4 Stocks For Socially Responsible Investors
It almost goes without saying that the primary purpose of investing in the stock market is so that you can have more money at some point in the future than you do today.
But while capital gains are obviously important, many of us have additional, ethical concerns when choosing the companies we invest in. After all, what good are a few extra dollars if they've come from a company whose actions you don't believe in?
Fortunately for socially responsible investors, there are a number of companies that will do just as much good for the world as they will for your portfolio. And by using the LikeFolio app, you can find out which of those companies are likely to continue to generate shareholder value in the months and years to come.

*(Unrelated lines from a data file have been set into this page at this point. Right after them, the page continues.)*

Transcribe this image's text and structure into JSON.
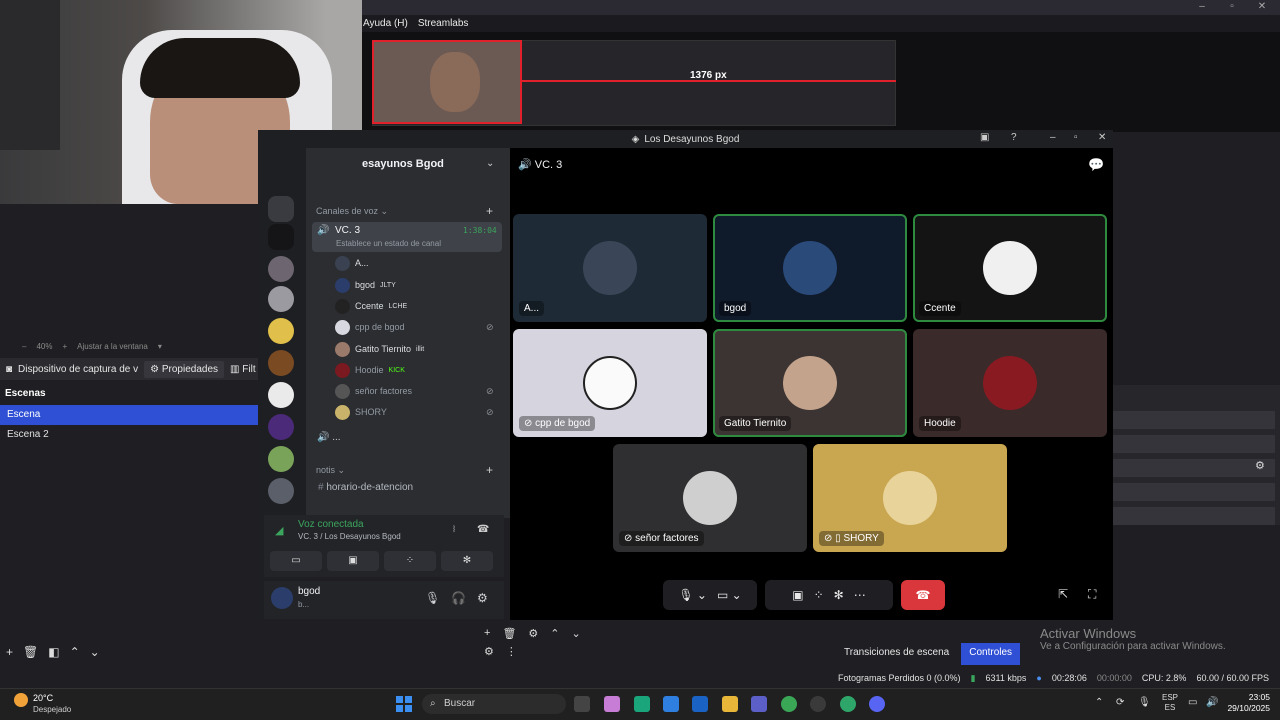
{
  "obs": {
    "menu": [
      "Ayuda (H)",
      "Streamlabs"
    ],
    "preview_label": "1376 px",
    "zoom": {
      "level": "40%",
      "fit": "Ajustar a la ventana"
    },
    "source_name": "Dispositivo de captura de v",
    "properties_label": "Propiedades",
    "filters_label": "Filt",
    "scenes_title": "Escenas",
    "scenes": [
      "Escena",
      "Escena 2"
    ],
    "transitions_tab": "Transiciones de escena",
    "controls_tab": "Controles",
    "activate_title": "Activar Windows",
    "activate_sub": "Ve a Configuración para activar Windows.",
    "status": {
      "dropped": "Fotogramas Perdidos 0 (0.0%)",
      "kbps": "6311 kbps",
      "stream_time": "00:28:06",
      "rec_time": "00:00:00",
      "cpu": "CPU: 2.8%",
      "fps": "60.00 / 60.00 FPS"
    }
  },
  "discord": {
    "window_title": "Los Desayunos Bgod",
    "guild_name": "esayunos Bgod",
    "category_voice": "Canales de voz",
    "voice_channel": {
      "name": "VC. 3",
      "timer": "1:38:04",
      "status": "Establece un estado de canal"
    },
    "members": [
      {
        "name": "A...",
        "tag": ""
      },
      {
        "name": "bgod",
        "tag": "JLTY"
      },
      {
        "name": "Ccente",
        "tag": "LCHE"
      },
      {
        "name": "cpp de bgod",
        "tag": ""
      },
      {
        "name": "Gatito Tiernito",
        "tag": "illit"
      },
      {
        "name": "Hoodie",
        "tag": "KICK"
      },
      {
        "name": "señor factores",
        "tag": ""
      },
      {
        "name": "SHORY",
        "tag": ""
      }
    ],
    "more_channel": "...",
    "category_notis": "notis",
    "text_channel": "horario-de-atencion",
    "voice_connected": "Voz conectada",
    "voice_sub": "VC. 3 / Los Desayunos Bgod",
    "user": {
      "name": "bgod",
      "sub": "b..."
    },
    "call_header": "VC. 3",
    "tiles": [
      {
        "name": "A..."
      },
      {
        "name": "bgod"
      },
      {
        "name": "Ccente"
      },
      {
        "name": "cpp de bgod"
      },
      {
        "name": "Gatito Tiernito"
      },
      {
        "name": "Hoodie"
      },
      {
        "name": "señor factores"
      },
      {
        "name": "SHORY"
      }
    ]
  },
  "taskbar": {
    "temp": "20°C",
    "weather": "Despejado",
    "search": "Buscar",
    "lang_top": "ESP",
    "lang_bottom": "ES",
    "time": "23:05",
    "date": "29/10/2025"
  }
}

We use data from social media to determine what people are saying about a given brand, and thus, how well that brand is doing when it comes to satisfying its customers. By tracking social volume (the number of tweets about a given company) and social sentiment (whether those tweets are positive or negative), we're able to develop a pretty good idea of where a stock is going to go next.
With that in mind, here are four socially conscious companies that also figure to be making gains on the market in the near future.
Netflix, Inc. (NASDAQ: NFLX)
When you buy stock in Netflix, you're not just investing in the streaming video company. You're also investing in the company's employees and their families.
For years, Netflix has been known as a place that rewards great employees due to its policy of unlimited vacation time. More recently, the firm made headlines when it announced that it would offer its workers up to one year of paid maternity and paternity leave, allowing mothers and fathers to spend valuable time with their young children without having to worry about missing out on salary.
It doesn't hurt that the stock recently hit an all-time high of nearly $125 dollars per share, with some analysts suggesting it will go up to $160.
Though the company's social volume took a dip from a record high a month ago, people are still talking about it on social media around 50% more frequently than they were last year.
Starbucks Corporation (NASDAQ: SBUX)
Starbucks CEO Howard Schultz is one of the most socially active executives in the Fortune 500, someone who is willing to speak out for what he believes in even if it means a public disagreement with Starbucks customers.
In addition to taking public stances in favor of gun control, marriage equality, and bipartisanship, Schultz has worked hard to enrich the lives of his employees by offering full college tuition to workers who do not have a bachelor's degree and providing part-time employees with access to health care. So far, Schultz's gambit seems to be working, as the company's stock price has been growing steadily for more than six years now.
While Starbucks' social sentiment took a bit of a dive in March following its ham-fisted #RaceTogether campaign for racial equality, the brand has rebounded nicely in recent months. As of today, the company boasts an 88% positive social sentiment, the highest it has been all year.
Etsy Inc (NASDAQ: ETSY)
When the crafts marketplace Etsy launched its Initial Public Offering (IPO) in April, it achieved something of a milestone for social responsibility by becoming America's best-known publicly traded B Corp. If you're unfamiliar with the term, B Corps are companies certified by the non-profit organization B Lab to meet certain standards for social and environmental responsibility.
As part of its commitment to the social good, Etsy pays part-time and temporary workers 40% above local living wages, teaches women and minorities to code, and composts more than 600 pounds of food waste each month at a local community farm.
As we've mentioned in the past, people on social media absolutely love Etsy. Despite generating so much conversation that it is the 13th most talked-about company on Twitter, the brand's social sentiment currently sits at an extremely impressive 97%. Though the stock price has not performed as well as some might hope since the IPO, our numbers suggest that things will be turning around sooner rather than later.
Apple Inc. (NASDAQ: AAPL)
Under Tim Cook, the smartphone giant has taken on a new interest in corporate responsibility, with the CEO even going as far as to tell an investor, "If you want me to do things only for ROI [return on investment] reasons, you should get out of this stock."
The company has been most active in its campaign to counteract climate change, a campaign that has seen it hire former Environmental Protection Agency chief Lisa Jackson and create new data centers that run entirely on renewable energy.
It's true that the company's stock — and its social media metrics — are going through a bit of a rough patch at the moment, but it would be unwise to count Apple out just yet. Even in its recent slump, the company has the fourth-highest social volume of any of the companies we track, and its social sentiment sits at a comfortable 90%.
The following article is from one of our external contributors. It does not represent the opinion of Benzinga and has not been edited.